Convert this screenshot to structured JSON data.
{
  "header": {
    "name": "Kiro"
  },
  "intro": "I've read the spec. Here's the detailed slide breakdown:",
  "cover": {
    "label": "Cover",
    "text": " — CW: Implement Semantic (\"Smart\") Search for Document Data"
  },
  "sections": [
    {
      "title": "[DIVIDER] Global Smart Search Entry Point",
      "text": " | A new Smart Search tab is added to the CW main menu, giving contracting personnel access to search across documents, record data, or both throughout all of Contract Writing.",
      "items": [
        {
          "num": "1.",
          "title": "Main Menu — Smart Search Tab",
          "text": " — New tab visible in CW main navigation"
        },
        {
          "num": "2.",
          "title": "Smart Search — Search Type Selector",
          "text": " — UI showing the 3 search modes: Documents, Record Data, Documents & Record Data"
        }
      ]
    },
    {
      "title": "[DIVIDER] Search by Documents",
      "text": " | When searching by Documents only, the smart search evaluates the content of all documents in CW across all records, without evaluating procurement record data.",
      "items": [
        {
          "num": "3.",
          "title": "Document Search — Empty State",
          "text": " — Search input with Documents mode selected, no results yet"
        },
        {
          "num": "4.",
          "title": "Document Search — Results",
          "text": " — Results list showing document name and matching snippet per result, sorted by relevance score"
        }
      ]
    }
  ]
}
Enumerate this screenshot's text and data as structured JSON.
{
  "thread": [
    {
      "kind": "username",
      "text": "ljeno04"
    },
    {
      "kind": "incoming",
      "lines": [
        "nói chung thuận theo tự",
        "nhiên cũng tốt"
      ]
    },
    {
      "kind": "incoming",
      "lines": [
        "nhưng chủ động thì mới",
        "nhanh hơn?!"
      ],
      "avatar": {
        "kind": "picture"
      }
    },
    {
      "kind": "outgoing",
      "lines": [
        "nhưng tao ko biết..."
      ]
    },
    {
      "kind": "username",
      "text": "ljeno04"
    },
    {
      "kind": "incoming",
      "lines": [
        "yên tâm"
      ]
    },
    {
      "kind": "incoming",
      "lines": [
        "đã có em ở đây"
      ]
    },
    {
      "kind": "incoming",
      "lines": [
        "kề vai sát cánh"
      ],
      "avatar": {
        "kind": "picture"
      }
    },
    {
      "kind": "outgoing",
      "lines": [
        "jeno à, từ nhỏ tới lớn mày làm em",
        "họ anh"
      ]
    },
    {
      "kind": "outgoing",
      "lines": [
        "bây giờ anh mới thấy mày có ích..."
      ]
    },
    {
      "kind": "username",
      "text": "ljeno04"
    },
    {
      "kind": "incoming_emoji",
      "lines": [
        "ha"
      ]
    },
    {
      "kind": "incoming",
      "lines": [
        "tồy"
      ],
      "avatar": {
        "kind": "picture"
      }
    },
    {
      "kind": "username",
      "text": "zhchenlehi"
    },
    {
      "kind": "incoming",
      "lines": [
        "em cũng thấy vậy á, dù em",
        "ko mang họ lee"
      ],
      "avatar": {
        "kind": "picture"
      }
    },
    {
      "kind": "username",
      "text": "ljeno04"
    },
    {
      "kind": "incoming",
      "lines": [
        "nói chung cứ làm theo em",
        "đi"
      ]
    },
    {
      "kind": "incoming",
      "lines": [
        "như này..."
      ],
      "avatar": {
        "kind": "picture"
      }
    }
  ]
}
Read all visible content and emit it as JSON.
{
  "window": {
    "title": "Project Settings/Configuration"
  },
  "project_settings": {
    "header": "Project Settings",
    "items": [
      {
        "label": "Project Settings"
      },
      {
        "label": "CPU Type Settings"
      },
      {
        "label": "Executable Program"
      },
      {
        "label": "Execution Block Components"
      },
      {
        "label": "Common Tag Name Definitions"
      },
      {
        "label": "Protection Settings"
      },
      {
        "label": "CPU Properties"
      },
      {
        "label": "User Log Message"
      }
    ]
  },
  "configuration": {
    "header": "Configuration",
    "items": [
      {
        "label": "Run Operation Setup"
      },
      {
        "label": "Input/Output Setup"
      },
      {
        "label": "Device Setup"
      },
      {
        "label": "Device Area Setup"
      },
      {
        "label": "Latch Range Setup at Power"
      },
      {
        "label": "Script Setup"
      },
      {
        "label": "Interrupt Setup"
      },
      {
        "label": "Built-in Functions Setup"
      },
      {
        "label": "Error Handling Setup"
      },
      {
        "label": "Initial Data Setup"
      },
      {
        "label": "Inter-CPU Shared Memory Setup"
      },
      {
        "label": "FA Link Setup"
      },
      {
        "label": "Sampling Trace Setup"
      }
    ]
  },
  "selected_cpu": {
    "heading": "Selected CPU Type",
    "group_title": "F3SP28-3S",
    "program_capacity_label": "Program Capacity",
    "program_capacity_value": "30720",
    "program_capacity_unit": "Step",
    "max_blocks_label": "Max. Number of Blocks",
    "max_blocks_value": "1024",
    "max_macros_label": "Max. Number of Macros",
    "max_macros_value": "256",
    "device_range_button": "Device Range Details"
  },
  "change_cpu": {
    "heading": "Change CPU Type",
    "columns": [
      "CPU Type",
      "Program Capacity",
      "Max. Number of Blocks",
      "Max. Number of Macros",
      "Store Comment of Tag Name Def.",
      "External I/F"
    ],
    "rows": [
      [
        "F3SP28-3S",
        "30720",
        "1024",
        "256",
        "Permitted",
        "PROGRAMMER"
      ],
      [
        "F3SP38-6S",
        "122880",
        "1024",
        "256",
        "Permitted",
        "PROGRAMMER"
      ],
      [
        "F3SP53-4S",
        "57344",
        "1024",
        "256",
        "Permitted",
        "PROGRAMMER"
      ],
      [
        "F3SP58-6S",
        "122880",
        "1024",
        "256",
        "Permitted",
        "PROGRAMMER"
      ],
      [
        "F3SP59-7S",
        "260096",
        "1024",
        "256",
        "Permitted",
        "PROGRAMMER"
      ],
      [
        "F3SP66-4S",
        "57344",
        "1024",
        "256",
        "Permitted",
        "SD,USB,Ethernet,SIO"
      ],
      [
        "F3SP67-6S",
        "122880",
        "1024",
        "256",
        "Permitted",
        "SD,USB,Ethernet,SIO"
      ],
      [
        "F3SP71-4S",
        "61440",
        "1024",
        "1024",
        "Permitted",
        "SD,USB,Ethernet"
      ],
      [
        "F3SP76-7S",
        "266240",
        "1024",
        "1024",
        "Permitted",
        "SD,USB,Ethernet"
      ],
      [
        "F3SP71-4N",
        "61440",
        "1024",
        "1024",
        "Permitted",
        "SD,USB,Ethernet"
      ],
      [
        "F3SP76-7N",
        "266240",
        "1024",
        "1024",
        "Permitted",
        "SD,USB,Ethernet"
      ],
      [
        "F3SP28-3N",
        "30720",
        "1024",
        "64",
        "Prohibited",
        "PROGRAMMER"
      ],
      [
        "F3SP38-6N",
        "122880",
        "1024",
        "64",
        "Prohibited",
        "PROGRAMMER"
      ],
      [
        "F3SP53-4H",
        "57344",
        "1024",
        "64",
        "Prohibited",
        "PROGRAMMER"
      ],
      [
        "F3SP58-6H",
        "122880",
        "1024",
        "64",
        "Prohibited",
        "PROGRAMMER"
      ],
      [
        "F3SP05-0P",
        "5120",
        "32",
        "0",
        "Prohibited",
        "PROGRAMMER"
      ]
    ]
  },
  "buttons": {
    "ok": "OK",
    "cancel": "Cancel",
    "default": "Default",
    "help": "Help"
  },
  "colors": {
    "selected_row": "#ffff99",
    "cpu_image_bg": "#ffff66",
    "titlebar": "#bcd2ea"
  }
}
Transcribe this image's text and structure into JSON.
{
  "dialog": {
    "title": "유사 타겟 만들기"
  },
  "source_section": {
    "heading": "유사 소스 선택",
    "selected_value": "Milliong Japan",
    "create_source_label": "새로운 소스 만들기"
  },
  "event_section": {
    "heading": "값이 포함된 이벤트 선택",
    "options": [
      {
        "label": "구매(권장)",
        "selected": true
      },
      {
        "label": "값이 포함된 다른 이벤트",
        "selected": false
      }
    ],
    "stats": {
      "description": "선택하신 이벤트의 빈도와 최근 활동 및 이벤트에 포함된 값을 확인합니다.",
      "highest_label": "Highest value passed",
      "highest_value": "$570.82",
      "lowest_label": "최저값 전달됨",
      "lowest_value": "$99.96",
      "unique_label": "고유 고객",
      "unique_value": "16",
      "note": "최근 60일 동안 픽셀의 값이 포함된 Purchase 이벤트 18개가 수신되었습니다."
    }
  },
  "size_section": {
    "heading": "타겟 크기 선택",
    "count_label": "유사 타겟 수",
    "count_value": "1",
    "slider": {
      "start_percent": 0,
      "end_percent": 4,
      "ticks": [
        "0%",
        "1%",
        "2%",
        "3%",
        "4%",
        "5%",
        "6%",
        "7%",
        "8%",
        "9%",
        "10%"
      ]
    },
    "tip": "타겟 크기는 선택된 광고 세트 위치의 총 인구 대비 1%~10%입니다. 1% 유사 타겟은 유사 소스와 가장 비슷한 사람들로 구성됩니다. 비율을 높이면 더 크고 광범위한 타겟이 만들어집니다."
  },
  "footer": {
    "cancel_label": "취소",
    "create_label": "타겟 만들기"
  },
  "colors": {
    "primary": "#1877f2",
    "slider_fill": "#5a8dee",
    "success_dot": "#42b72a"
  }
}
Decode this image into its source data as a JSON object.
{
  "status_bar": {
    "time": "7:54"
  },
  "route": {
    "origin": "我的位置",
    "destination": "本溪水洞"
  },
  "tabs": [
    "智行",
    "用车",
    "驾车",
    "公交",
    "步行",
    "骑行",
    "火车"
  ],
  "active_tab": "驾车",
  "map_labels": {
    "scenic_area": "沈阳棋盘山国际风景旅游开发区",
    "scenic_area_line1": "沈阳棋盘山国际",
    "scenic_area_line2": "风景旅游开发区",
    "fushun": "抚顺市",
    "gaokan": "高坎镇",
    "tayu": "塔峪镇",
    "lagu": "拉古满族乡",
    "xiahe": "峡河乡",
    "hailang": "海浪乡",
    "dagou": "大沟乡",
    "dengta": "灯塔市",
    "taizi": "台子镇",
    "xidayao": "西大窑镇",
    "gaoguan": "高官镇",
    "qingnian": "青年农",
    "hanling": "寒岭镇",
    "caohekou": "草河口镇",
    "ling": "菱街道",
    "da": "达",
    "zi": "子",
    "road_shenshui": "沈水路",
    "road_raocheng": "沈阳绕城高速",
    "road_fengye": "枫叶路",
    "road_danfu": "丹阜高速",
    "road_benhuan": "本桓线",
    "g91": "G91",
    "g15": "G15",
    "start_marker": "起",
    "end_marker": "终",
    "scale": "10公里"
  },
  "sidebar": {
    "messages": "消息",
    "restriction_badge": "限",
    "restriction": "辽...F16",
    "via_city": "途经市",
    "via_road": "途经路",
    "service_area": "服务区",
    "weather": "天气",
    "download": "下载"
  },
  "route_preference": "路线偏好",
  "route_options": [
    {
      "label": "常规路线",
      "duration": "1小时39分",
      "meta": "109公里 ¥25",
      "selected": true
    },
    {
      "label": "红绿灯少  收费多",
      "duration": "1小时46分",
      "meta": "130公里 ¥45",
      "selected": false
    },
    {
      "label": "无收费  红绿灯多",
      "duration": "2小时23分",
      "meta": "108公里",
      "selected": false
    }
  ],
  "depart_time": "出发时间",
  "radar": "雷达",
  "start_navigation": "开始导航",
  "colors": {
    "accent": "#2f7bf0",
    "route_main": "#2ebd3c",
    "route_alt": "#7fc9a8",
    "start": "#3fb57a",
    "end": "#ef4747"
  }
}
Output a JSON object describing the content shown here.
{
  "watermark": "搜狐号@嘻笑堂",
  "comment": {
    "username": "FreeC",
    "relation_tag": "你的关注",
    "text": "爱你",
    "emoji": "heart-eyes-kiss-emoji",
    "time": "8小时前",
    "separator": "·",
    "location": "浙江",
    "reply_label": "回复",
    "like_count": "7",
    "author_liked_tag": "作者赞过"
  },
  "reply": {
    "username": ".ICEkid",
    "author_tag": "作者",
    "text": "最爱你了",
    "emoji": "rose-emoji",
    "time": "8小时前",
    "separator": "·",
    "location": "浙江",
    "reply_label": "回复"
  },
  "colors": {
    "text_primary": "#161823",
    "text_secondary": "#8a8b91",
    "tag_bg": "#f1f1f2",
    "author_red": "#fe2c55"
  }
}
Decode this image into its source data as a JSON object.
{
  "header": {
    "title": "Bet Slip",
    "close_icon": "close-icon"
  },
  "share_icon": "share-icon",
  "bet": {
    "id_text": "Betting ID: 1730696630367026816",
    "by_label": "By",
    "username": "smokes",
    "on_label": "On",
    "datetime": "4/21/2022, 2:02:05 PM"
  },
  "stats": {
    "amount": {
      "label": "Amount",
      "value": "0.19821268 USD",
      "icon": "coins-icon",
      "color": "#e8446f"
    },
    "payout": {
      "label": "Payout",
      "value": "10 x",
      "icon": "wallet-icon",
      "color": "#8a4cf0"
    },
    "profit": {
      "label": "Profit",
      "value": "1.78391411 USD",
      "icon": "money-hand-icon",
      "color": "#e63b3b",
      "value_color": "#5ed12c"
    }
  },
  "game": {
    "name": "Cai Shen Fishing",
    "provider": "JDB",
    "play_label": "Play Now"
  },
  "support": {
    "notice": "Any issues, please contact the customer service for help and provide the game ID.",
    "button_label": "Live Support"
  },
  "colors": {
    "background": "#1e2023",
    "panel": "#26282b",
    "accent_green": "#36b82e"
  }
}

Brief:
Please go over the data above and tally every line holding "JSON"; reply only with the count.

Result for this task:
7